**Directions for this task**
Would you restate every entry below word for word? Leave out the pictures.

___ Study material ___

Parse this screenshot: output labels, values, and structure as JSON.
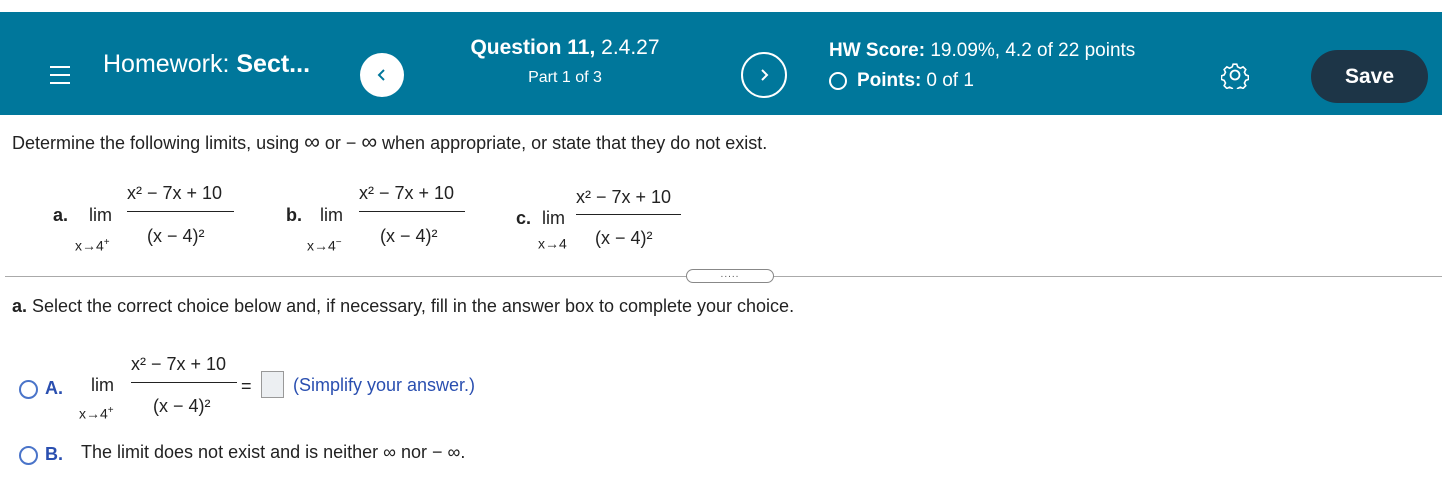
{
  "header": {
    "hw_prefix": "Homework:",
    "hw_section": "Sect...",
    "question_label": "Question 11,",
    "question_id": " 2.4.27",
    "part": "Part 1 of 3",
    "score_label": "HW Score:",
    "score_value": " 19.09%, 4.2 of 22 points",
    "points_label": "Points:",
    "points_value": "0 of 1",
    "prev_icon": "chevron-left-icon",
    "next_icon": "chevron-right-icon",
    "settings_icon": "gear-icon",
    "save_label": "Save"
  },
  "problem": {
    "instruction_pre": "Determine the following limits, using ",
    "inf_symbol": "∞",
    "instruction_mid": " or  − ",
    "instruction_post": " when appropriate, or state that they do not exist.",
    "numerator": "x² − 7x + 10",
    "denominator": "(x − 4)²",
    "lim_word": "lim",
    "parts": [
      {
        "tag": "a.",
        "approach": "x→4",
        "side": "+"
      },
      {
        "tag": "b.",
        "approach": "x→4",
        "side": "−"
      },
      {
        "tag": "c.",
        "approach": "x→4",
        "side": ""
      }
    ]
  },
  "more_label": ".....",
  "answer": {
    "prompt_tag": "a.",
    "prompt_text": " Select the correct choice below and, if necessary, fill in the answer box to complete your choice.",
    "choice_a_letter": "A.",
    "choice_a_eq": "=",
    "choice_a_hint": "(Simplify your answer.)",
    "choice_b_letter": "B.",
    "choice_b_text": "The limit does not exist and is neither ∞ nor  − ∞."
  },
  "colors": {
    "header_bg": "#00779b",
    "save_bg": "#1d3547",
    "choice_accent": "#2a4fb0"
  }
}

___

**Task response**
Parse this screenshot: output labels, values, and structure as JSON.
{
  "header": {
    "hw_prefix": "Homework:",
    "hw_section": "Sect...",
    "question_label": "Question 11,",
    "question_id": " 2.4.27",
    "part": "Part 1 of 3",
    "score_label": "HW Score:",
    "score_value": " 19.09%, 4.2 of 22 points",
    "points_label": "Points:",
    "points_value": "0 of 1",
    "prev_icon": "chevron-left-icon",
    "next_icon": "chevron-right-icon",
    "settings_icon": "gear-icon",
    "save_label": "Save"
  },
  "problem": {
    "instruction_pre": "Determine the following limits, using ",
    "inf_symbol": "∞",
    "instruction_mid": " or  − ",
    "instruction_post": " when appropriate, or state that they do not exist.",
    "numerator": "x² − 7x + 10",
    "denominator": "(x − 4)²",
    "lim_word": "lim",
    "parts": [
      {
        "tag": "a.",
        "approach": "x→4",
        "side": "+"
      },
      {
        "tag": "b.",
        "approach": "x→4",
        "side": "−"
      },
      {
        "tag": "c.",
        "approach": "x→4",
        "side": ""
      }
    ]
  },
  "more_label": ".....",
  "answer": {
    "prompt_tag": "a.",
    "prompt_text": " Select the correct choice below and, if necessary, fill in the answer box to complete your choice.",
    "choice_a_letter": "A.",
    "choice_a_eq": "=",
    "choice_a_hint": "(Simplify your answer.)",
    "choice_b_letter": "B.",
    "choice_b_text": "The limit does not exist and is neither ∞ nor  − ∞."
  },
  "colors": {
    "header_bg": "#00779b",
    "save_bg": "#1d3547",
    "choice_accent": "#2a4fb0"
  }
}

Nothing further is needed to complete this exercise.